[[ INFORMATION, beginning ]]

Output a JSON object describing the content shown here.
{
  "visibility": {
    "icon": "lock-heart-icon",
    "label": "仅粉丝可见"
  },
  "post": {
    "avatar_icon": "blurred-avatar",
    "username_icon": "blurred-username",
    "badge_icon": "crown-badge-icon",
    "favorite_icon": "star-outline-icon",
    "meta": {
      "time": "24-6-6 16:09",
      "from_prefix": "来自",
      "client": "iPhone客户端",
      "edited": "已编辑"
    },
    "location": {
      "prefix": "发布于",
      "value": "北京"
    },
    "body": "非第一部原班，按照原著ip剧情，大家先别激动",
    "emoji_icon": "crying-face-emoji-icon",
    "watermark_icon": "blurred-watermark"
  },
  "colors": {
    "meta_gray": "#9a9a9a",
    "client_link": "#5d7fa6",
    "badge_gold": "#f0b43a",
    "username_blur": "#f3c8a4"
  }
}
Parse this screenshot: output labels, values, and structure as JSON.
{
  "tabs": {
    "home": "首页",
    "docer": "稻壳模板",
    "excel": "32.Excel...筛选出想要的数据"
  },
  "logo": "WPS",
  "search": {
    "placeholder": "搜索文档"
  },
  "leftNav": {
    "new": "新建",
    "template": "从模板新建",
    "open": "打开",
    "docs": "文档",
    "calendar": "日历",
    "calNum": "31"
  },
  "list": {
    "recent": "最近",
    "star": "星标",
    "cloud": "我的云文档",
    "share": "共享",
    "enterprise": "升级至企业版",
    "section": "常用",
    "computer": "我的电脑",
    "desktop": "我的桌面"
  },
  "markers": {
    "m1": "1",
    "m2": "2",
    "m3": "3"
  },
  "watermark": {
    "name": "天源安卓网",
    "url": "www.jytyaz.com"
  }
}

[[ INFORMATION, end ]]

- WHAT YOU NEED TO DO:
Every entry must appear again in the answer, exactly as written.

- ANSWER SECTION:
Output a JSON object describing the content shown here.
{
  "visibility": {
    "icon": "lock-heart-icon",
    "label": "仅粉丝可见"
  },
  "post": {
    "avatar_icon": "blurred-avatar",
    "username_icon": "blurred-username",
    "badge_icon": "crown-badge-icon",
    "favorite_icon": "star-outline-icon",
    "meta": {
      "time": "24-6-6 16:09",
      "from_prefix": "来自",
      "client": "iPhone客户端",
      "edited": "已编辑"
    },
    "location": {
      "prefix": "发布于",
      "value": "北京"
    },
    "body": "非第一部原班，按照原著ip剧情，大家先别激动",
    "emoji_icon": "crying-face-emoji-icon",
    "watermark_icon": "blurred-watermark"
  },
  "colors": {
    "meta_gray": "#9a9a9a",
    "client_link": "#5d7fa6",
    "badge_gold": "#f0b43a",
    "username_blur": "#f3c8a4"
  }
}
Parse this screenshot: output labels, values, and structure as JSON.
{
  "tabs": {
    "home": "首页",
    "docer": "稻壳模板",
    "excel": "32.Excel...筛选出想要的数据"
  },
  "logo": "WPS",
  "search": {
    "placeholder": "搜索文档"
  },
  "leftNav": {
    "new": "新建",
    "template": "从模板新建",
    "open": "打开",
    "docs": "文档",
    "calendar": "日历",
    "calNum": "31"
  },
  "list": {
    "recent": "最近",
    "star": "星标",
    "cloud": "我的云文档",
    "share": "共享",
    "enterprise": "升级至企业版",
    "section": "常用",
    "computer": "我的电脑",
    "desktop": "我的桌面"
  },
  "markers": {
    "m1": "1",
    "m2": "2",
    "m3": "3"
  },
  "watermark": {
    "name": "天源安卓网",
    "url": "www.jytyaz.com"
  }
}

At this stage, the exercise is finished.